There was a large billboard sign welcoming me to Barstow, California, the "Gateway to Opportunity". Well, it's a gateway alright. But opportunity seemed a little questionable to me. I stopped at the McDonalds in town only to discover that it was a major bus stop for tour buses. About 20 of them had stopped to let their 1500 or so passengers try and all use the restrooms and order breakfast at the same time. What a zoo! Most passengers looked like poor inner-city hispanics and african-americans on their way to Vegas for the day hoping to better their luck.
As I drove out of the parking lot, I noticed a bearded man wearing an Army camouflage jacket digging through a McDonalds trash can.
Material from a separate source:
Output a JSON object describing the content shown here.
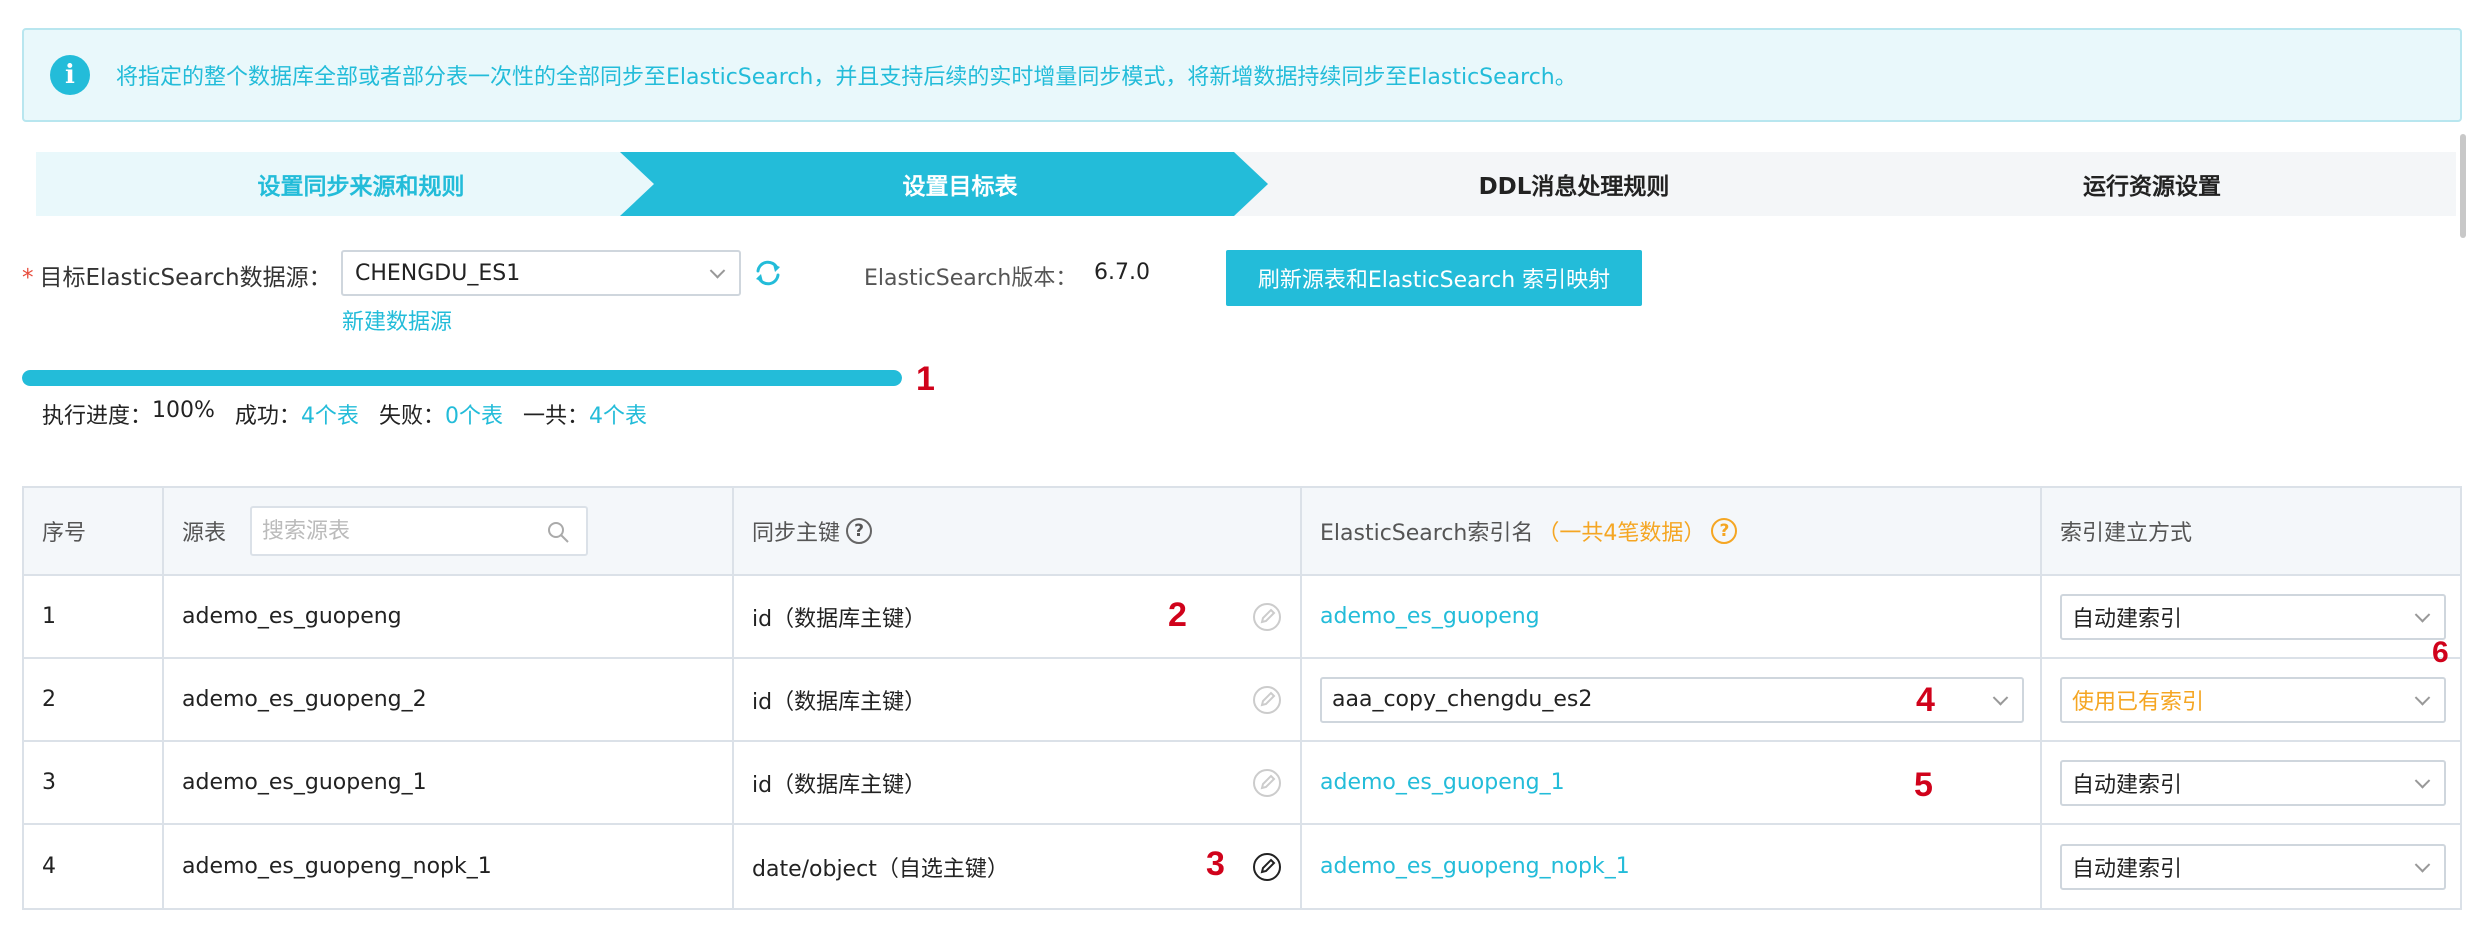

He discovered a half-eaten Egg McMuffin and devoured it in a few quick bites. I sure hoped to God he wasn't a war vet. How incredibly sad.
I was happy to finally leave the Gateway of Opportunity and get to drive the longest stretches of remaining original Route 66--- the drive from Newberry Springs, CA to Kingman, AZ. A couple hundred miles of pure 66. This sign on the road in the Mohave desert even proves it!
Here's the Bagdad Cafe of movie fame:
Along with another big 66 landmark, Roy's Motel and Cafe in Amboy, CA.
I watched a freight train travel along side of me for about 30 minutes through the Mohave desert, until the tracks passed over Route 66 and forced me to stop. Nothing else to do but take a picture!
The weirdest rocks I saw were also in the Mohave desert. These looked like chunks of torn up asphalt roadway, but they were actual black rocks, rather porous in texture, and almost volcanic looking. I had to laugh when I spotted this Century 21 sign in the middle of absolute nowhere out in the desert. It had to be a joke!
After stopping for lunch in Needles, CA, we crossed over the border back into Arizona for what was undoubtedly the most fun stretch of old route 66 for the entire 6000 miles! It was about a 90 mile segment from the border to Kingman, and it travels up over 3000 feet through a mountain pass.
Without a doubt, my favorite Route 66 town was Oatman, Arizona, an old restored gold-mining village where 66 becomes incredibly narrow with buildings edging the roadway and scads of tourists walking in the road. I was stopped for about 10 minutes waiting for a mock Cowboy gunfight to finish up. Then, as I inched my way through town, I was stopped again by....
an ASS IN THE ROAD! Well, actually, an adorable little white burro. Oatman has a dozen or so of these "wild" burros that roam through town being fed carrots and who knows what else all day long by the tourists. These little guys got it made!
East of Oatman, Route 66 hugs the moutainsides as it makes it's way up to the pass. It was a really fun drive.
On the other side of the pass, is a cute little restored gas station called Cool Springs, owned by a real estate man from Chicago. A neat retired lady was running the store and asked me to come inside after I shot my pictures. I was thinking she wanted me to come buy something in return for the pictures, but she actually wanted to find out more information about my trailer! Turns out, she and her husband used to RV with a big 5th wheel, but he died a few years ago and she hadn't been RV'ing since. But seeing my little trailer made her feel that she could easily manage something that size on her own. I took her out and let her look inside the trailer and gave her T@B's website address. She was so excited! My little T@B seemed to be opening the door up for her again to explore the country and get back to RV'ing. It's so fun to have a trailer that does that for people!
After getting to Kingman, I decided to continue on another 90 miles of old Route 66 to Seligman, Arizona. This stretch wasn't nearly as fun as the previous one, but it still had a few neat things to see like this old car with a sign that pointed to both LA and Chicago, and the old truck next to it.
And this neat old gas station in Hackberry:
As the sun began to set, a straight stretch of native 66 made the perfect photo to cap off a really fun day.